  • Population: 1,427,538 (2017)
  • Area: 10,931 sq mi (28,311 km2)
  • Link: http://www.transverter.com/REACH7.pdf
Waikiki, Hawaii, USA

Ithaca, NY, USA

Ithaca, New York, USA

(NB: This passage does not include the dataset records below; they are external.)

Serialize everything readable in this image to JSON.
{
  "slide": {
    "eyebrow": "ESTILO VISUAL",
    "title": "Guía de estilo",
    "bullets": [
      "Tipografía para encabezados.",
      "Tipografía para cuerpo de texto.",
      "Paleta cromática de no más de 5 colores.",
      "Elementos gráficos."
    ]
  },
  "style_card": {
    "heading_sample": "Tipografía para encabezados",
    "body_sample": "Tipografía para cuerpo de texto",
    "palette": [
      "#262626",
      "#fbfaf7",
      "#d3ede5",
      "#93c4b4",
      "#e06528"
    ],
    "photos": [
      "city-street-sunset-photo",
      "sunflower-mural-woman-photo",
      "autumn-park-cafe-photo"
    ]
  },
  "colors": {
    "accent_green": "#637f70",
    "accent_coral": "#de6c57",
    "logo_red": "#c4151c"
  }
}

  • Target: 100% renewable energy
  • Status: In progress
  • RES: Varied (via renewable energy certificates)
  • Implementation: In January 2012, the City of Ithaca, NY began purchasing Green-e Energy-certified renewable energy credits (RECs) to cover all the electricity demand of its municipal buildings, street lights and traffic lights with renewable electricity. The REC purchase was conducted through Municipal Electric and Gas Alliance Inc. (MEGA), a non-profit aggregator of gas and electricity in which Ithaca participates. Energy aggregators like MEGA bundle participants in order to be able to build buying power and bid for lower prices. In purchasing RECs, the city has helped increase the market for renewable-sourced generation facilities, decrease the generation of greenhouse gases, and offset the city government's emissions. In February 2012, following the implementation of the RECs contract, the City joined EPA's Green Power Partnership program committing to continue to pursue and support renewable energy sources. The city already has a history of implementing renewable energy projects. In 1996, the city installed a geothermal heating and cooling system at the Ithaca Youth Bureau building, which is still being used today, thus reducing energy costs and the use of fossil fuels for heating/cooling. In 2011, the city was awarded a grant to install solar thermal hot water systems on 2 city buildings.
  • Population: 53,661 urban, 101,564 metro (2010)
  • Area: 24.581 sq mi (63.66 km2) urban, 474.649 sq mi (1,229.34 km2) metro
  • Link: https://www.cityofithaca.org/425/Energy
Ithaca, New York, USA

Kodiak, Alaska, USA

Kodiak, Alaska, USA

  • Target: Produce 100% of the town’s electrical demand with renewable energy by 2020.
  • Status: Achieved - By 2014, 99.7% of the electricity came from wind and hydropower.
  • RES: Wind turbines, smart battery system, grid integration, hydropower.
  • Implementation: In 2008, a renewable energy fund was convened by the State of Alaska via the Alaska Energy Authority. Since, a total of US$55.6 million has been directly and indirectly invested through cooperation with Kodiak Electric Association (KEA).
  • Population: 15,000
  • Area: 13.05 km²
  • Link: https://www.city.kodiak.ak.us/
Kodiak, Alaska, USA